http://community.eldis.org/.5b285b4d?128. You have to join up to Chat Literacy to contribute to the discussion. I thought I would post my own initial posting to today's discussion here, as well, so here it is:
"My own view of information literacy is that it is both a subject in its own right and contextual, and I don't think these two things are contradictory. By "subject in its own right" I Mean that it is already something that people can study in itself (there are journals, people get PhDs by studying it, there are conferences etc.; I argued this e.g. in this paper about IL as an international concept http://www.slideshare.net/sheilawebber/information-literacy-an-international-concept-presentation)
"I also think that learners need to be aware of information literacy as something each person has to develop for themselves through their lives, because information literacy will change for them through the course of their lives.

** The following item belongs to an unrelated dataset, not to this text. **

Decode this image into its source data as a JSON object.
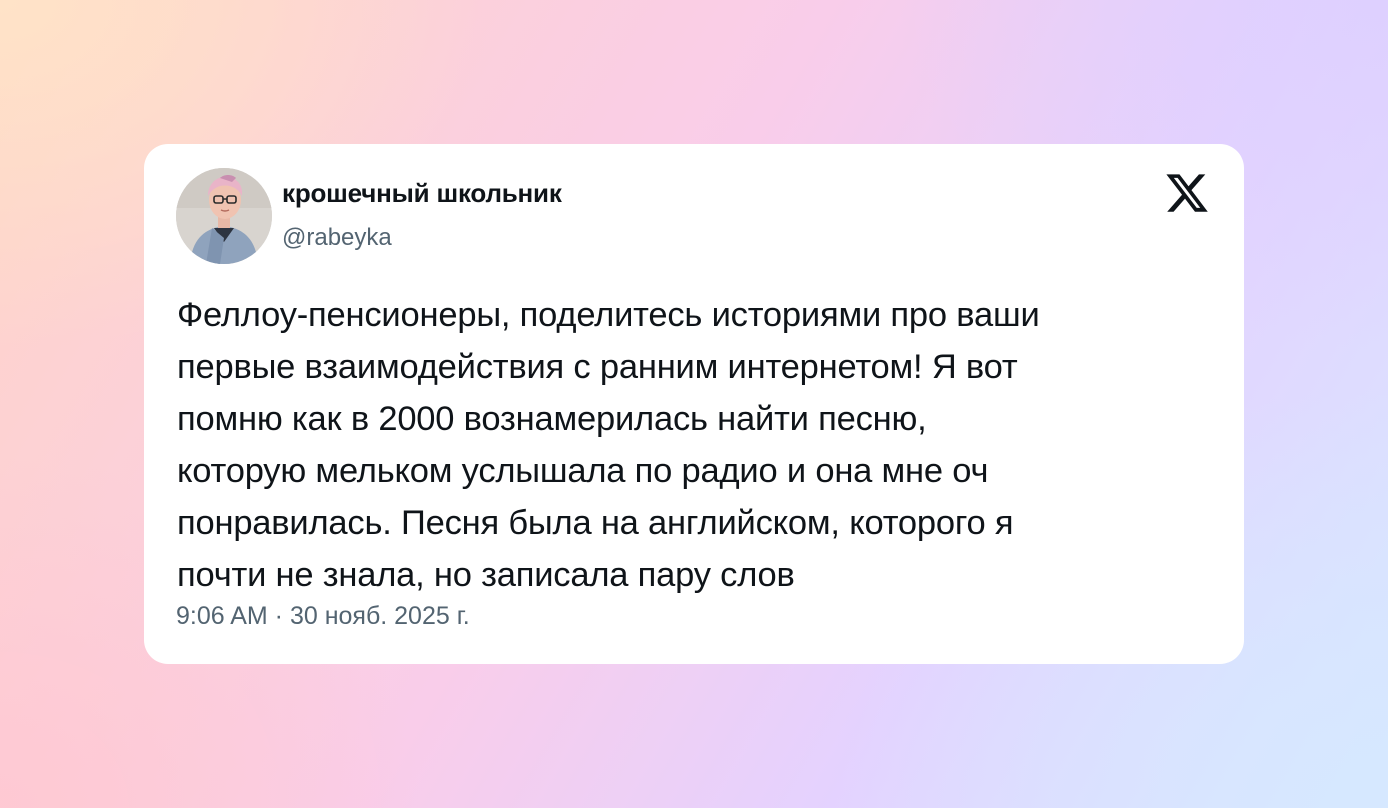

In formal education, educators and librarians can support learners to develop the information literacy learners need to suceed in their studies and also to deal with the rest of their lives outside study. However, once they leave formal education, people tend to lack this support. They are lucky if they have a workplace that develops staff's information literacy. They are also lucky if they even have a public library system that helps them meet their changing information literacy needs. My information literacy/needs, at age 59, in 2012, are different from when I was (e.g.) 20, at university. I HAVE been lucky, because my jobs have given me the opportunity to develop my personal information literacy.
"Therefore I do not think it is a good idea ONLY to embed information literacy in another subject, in such a way that learners just tackle information literacy as part of the subject, without consciously developing their understanding of IL. I think that this is poor preparation for developing information literacy for the rest of your life. However, I'm not saying here that people shouldn't integrate IL into other subject teaching at all. This integration is sensible and useful, but I think that learners need to become aware of themselves as information literate people (indeed, take responsibility for themselves as information literate people)
"I said that I thought that information literacy was CONTEXTUAL, and part of what I meant was this need to look at your OWN context and diagnose how you need to develop new skills, knowledge and attitudes of information literacy. An important aspect is understanding how information itself is contextual (means different things to different people). One example is academic discipline e.g. "information" for a chemist is a different concept (e.g. molecular structures are very important) than "information" for a marketing person. Another difference is when looking at people of different cultures and nationalities.
"In the video http://youtu.be/hQn4OoSMF1M, which I prepared for the recent UNESCO meeting on media and information literacy, I quote from the work of one of my former PhD students, Dr Shahd Salha. She investigated conceptions of information literacy amongst school librarians in Syria. Some of their conceptions, for example with information literacy seen as illumination, and with a spiritual dimension, have not emerged in Western studies. Personally I do not think it is duplication for different countries and cultures to reflect on the meaning of information literacy for them, I think it is an important step in seeing how information literacy is relevant to you, in your own time and place and culture.
"To take that back to the "micro" level of what this means if you ARE teaching in formal education, with a bunch of students in front of you ... well, I do put forward IL as an exciting, international concept, as well as a very practical concept that they can use to get better marks! I have classes with an international mix (e.g. more Chinese than British students in my largest postgraduate class of 114 students last year).
"One exercise they did was to find material about information literacy in their own language and post a link to this in their team blogs that they were keeping. Then they had to explain what the material was to people who were from different countries/language. This exercise went well - it got students talking about what information literacy was (and so developing their own ideas), it got them talking to people with different first langauges, and it made them aware that IL was indeed international."
Photo by Sheila Webber: Wayside flower, Sweden, August 2012